The Need for Discontented Christians

The Christian life is (or at least should be) a contented life. All needs, desires, and ambitions are satisfied by the Lord Jesus Christ. The prevailing thought, though, is that Christians are not content enough in their relationship to God through Christ because if they were, there would be no need to find sufficiency in the world. Certainly, this is a reasonable assertion in many aspects, but there is at least one area in which we should argue for more discontented Christians.

The idea of being a discontented Christian is contrary to the reasoning skills we learn from Scripture. However, when it comes to the Great Commission, a person can contend that Christians are too content. In a recent survey, Thomas Rainer revealed that many of the churches currently growing are doing so as the result of transfer growth and not because of gospel acceptance. Even more alarming is the fact that the number of churches engaged in effective evangelism is only between 6% – 7.5% (1).
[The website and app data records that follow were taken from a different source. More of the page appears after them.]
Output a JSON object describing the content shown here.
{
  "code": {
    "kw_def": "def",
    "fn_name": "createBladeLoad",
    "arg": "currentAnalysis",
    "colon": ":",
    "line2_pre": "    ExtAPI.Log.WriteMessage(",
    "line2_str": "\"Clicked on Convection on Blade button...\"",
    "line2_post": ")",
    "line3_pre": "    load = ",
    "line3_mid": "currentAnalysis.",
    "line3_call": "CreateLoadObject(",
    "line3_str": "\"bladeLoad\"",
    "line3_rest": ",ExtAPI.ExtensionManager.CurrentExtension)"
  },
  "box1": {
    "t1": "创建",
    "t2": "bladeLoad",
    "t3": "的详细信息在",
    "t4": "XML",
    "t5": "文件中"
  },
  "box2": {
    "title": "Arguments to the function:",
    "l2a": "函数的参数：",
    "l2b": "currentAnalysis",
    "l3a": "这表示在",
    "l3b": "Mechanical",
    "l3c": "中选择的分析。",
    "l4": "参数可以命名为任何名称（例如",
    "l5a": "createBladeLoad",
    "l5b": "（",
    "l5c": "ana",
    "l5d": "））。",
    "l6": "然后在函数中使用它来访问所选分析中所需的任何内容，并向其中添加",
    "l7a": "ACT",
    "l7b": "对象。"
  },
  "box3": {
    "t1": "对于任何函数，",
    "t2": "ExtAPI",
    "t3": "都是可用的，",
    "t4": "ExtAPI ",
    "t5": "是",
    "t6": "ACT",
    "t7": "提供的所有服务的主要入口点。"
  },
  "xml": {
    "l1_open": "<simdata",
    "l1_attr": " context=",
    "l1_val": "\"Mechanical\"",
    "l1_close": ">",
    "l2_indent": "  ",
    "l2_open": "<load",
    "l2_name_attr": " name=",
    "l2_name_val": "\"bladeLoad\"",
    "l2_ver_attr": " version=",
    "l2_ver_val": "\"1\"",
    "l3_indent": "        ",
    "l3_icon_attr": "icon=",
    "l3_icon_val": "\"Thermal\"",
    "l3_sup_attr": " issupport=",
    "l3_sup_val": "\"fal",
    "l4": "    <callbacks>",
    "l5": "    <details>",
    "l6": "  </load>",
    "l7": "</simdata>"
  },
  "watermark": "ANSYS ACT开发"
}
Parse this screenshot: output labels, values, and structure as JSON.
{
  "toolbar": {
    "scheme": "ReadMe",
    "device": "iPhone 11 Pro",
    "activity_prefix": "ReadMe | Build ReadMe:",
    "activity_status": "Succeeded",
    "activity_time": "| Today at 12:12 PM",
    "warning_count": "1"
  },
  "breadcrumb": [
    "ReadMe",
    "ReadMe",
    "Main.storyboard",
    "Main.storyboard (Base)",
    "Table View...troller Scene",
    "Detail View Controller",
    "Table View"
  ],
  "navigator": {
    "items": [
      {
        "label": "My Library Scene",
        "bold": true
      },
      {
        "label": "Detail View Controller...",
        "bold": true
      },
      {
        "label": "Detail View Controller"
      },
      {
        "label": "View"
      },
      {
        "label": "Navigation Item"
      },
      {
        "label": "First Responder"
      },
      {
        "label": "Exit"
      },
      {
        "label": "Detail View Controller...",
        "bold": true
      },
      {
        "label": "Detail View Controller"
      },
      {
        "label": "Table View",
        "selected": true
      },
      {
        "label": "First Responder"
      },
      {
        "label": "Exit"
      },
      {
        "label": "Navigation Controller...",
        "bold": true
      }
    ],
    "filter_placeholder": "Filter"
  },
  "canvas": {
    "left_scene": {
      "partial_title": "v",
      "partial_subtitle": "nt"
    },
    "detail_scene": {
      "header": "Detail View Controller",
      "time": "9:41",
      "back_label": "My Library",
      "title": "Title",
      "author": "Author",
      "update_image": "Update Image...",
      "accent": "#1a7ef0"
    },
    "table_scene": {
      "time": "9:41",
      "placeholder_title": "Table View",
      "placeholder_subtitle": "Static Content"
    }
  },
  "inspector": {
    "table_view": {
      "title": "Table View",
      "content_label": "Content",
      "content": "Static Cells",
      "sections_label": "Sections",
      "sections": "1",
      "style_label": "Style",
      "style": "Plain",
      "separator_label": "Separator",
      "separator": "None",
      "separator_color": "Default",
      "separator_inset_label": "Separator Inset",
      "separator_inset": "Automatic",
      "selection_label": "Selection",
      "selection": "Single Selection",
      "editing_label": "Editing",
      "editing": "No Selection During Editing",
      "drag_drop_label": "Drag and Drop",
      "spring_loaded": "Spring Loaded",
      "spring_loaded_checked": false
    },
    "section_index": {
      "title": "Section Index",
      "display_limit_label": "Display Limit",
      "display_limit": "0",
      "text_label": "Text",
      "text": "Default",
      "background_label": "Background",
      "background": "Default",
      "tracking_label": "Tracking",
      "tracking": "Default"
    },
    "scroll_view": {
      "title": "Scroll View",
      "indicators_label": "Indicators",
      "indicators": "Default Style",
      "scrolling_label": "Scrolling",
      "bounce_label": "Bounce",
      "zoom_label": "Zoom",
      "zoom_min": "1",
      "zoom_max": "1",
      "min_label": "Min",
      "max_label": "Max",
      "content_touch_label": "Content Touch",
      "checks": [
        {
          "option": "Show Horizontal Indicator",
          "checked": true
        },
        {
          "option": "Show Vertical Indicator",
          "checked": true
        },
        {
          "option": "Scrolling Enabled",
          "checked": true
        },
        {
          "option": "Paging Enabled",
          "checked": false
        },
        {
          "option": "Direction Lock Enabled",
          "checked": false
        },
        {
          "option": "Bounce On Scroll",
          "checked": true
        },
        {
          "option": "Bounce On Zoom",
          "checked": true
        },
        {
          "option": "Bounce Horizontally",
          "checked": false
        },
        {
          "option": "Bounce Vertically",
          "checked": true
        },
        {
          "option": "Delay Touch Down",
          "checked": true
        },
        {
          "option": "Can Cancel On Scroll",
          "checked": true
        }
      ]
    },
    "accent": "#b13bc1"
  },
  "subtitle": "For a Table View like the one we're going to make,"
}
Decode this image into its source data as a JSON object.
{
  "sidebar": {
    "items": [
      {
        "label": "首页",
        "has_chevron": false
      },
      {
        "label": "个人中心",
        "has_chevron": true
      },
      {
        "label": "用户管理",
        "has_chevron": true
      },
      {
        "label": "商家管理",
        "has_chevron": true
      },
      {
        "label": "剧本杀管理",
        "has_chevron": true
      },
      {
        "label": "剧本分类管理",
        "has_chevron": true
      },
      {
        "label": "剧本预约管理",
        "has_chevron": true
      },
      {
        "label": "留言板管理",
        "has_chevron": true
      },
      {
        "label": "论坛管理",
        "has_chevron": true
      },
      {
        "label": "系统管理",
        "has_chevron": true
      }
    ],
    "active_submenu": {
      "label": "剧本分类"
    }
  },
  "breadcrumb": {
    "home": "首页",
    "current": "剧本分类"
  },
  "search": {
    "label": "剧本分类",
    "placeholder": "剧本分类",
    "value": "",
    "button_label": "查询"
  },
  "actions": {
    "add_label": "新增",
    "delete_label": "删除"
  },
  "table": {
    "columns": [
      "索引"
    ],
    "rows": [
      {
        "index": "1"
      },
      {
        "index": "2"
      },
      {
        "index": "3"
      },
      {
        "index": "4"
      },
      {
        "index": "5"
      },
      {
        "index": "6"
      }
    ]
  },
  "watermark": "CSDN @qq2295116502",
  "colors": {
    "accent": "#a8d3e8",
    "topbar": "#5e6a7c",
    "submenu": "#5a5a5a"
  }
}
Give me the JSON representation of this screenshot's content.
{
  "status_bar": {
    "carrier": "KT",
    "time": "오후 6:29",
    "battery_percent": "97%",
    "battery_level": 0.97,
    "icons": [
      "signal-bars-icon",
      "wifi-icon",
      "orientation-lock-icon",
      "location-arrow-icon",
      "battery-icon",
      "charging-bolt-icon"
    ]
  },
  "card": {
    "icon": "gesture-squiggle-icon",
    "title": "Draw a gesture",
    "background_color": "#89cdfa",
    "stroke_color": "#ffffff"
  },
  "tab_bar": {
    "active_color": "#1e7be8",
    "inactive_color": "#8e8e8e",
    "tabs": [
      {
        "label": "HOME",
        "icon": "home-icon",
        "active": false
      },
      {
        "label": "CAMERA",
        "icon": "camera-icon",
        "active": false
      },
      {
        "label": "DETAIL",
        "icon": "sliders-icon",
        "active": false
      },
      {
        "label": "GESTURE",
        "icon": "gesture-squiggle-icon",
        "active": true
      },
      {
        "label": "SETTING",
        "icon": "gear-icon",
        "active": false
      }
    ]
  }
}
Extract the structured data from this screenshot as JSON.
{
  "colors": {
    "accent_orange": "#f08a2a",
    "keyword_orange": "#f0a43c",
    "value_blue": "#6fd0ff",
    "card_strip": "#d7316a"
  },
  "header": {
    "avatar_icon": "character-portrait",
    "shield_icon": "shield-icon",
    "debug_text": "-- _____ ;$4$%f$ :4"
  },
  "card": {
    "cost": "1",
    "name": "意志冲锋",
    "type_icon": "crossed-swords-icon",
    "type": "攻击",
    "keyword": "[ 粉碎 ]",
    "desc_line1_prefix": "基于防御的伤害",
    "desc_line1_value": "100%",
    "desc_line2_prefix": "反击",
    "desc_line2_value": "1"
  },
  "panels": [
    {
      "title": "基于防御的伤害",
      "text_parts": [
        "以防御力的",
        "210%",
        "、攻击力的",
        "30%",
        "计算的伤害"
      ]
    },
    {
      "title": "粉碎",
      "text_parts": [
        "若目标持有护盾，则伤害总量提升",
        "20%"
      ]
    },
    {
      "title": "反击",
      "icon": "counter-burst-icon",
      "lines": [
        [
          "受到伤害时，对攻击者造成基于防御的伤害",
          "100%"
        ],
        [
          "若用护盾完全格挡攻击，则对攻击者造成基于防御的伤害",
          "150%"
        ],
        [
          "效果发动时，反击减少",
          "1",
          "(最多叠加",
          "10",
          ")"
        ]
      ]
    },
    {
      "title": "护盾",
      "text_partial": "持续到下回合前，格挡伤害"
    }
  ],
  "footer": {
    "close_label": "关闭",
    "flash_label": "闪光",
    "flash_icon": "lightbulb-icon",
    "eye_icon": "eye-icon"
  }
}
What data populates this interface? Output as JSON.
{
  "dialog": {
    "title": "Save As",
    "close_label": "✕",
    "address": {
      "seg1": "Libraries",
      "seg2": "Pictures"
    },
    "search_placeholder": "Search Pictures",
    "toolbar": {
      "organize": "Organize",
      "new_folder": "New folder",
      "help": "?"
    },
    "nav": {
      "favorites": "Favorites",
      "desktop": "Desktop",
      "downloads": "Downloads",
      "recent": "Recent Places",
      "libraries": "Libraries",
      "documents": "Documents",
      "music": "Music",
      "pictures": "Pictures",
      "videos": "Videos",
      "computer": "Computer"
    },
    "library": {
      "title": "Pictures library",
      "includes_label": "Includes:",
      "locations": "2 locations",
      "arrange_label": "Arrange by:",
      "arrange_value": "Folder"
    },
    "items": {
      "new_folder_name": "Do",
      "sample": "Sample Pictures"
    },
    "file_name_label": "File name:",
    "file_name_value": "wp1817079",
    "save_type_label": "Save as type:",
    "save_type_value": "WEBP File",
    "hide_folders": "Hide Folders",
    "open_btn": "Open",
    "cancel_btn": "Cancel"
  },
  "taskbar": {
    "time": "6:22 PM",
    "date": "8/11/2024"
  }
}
By the very fact that both churches and individuals are engaged in so little evangelism and discipleship we can conclude the following:

  • Christians are content to go to heaven alone.
  • Christians are content to allow others to spend eternity in Hell.
  • Christians are content to let others escape God’s grace while experiencing it for themselves.
  • Christians are content to let slavery to sin reign.
  • Christians are content to let the Great Commission go undeveloped.

Thus, there exists a realm in which Christians are not discontented enough.

The world in which we live is fallen and there is a great tragedy that so many live unreconciled to God. Thomas Watson writes that a godly person is not content to go to heaven alone. With that in mind comes a compelling plea for the Christian: never be content when eternity is so uncertain for so many people. With the command of the Great Commission upon our lives, we must live discontented with its fulfillment. This perspective provides motivation, a motivation that can result in five exertions:

  1. We will engage in the Great Commission.
  2. We will exemplify the Great Commission to others.
  3. We will encourage others to engage in the Great Commission.
  4. We will elevate others to be sent out to the Great Commission.
  5. We will establish the work of the Great Commission.

In this regard, we need more discontented Christians who are willing put their own testimonies on the line for the sake of others.

Are you a contented Christian who is content to go to heaven alone? Are you a contented Christian who is unmoved by the lost souls around you? We must be discontented with the status of the Commission and the sanctity of our culture in order that we may be prompted to reach out those around us. As Steve Lawson would say, “We must live with our toes on the very brink of eternity, because our voice, may be the last voice, that many will ever hear.”

(1) These statistics are the result of a recent comprehensive survey performed by Lifeway Research and from them Them Rainer has been offering some personal insights into the results at his blog. Therefore, you can read the particular stats quoted here by visiting the following link: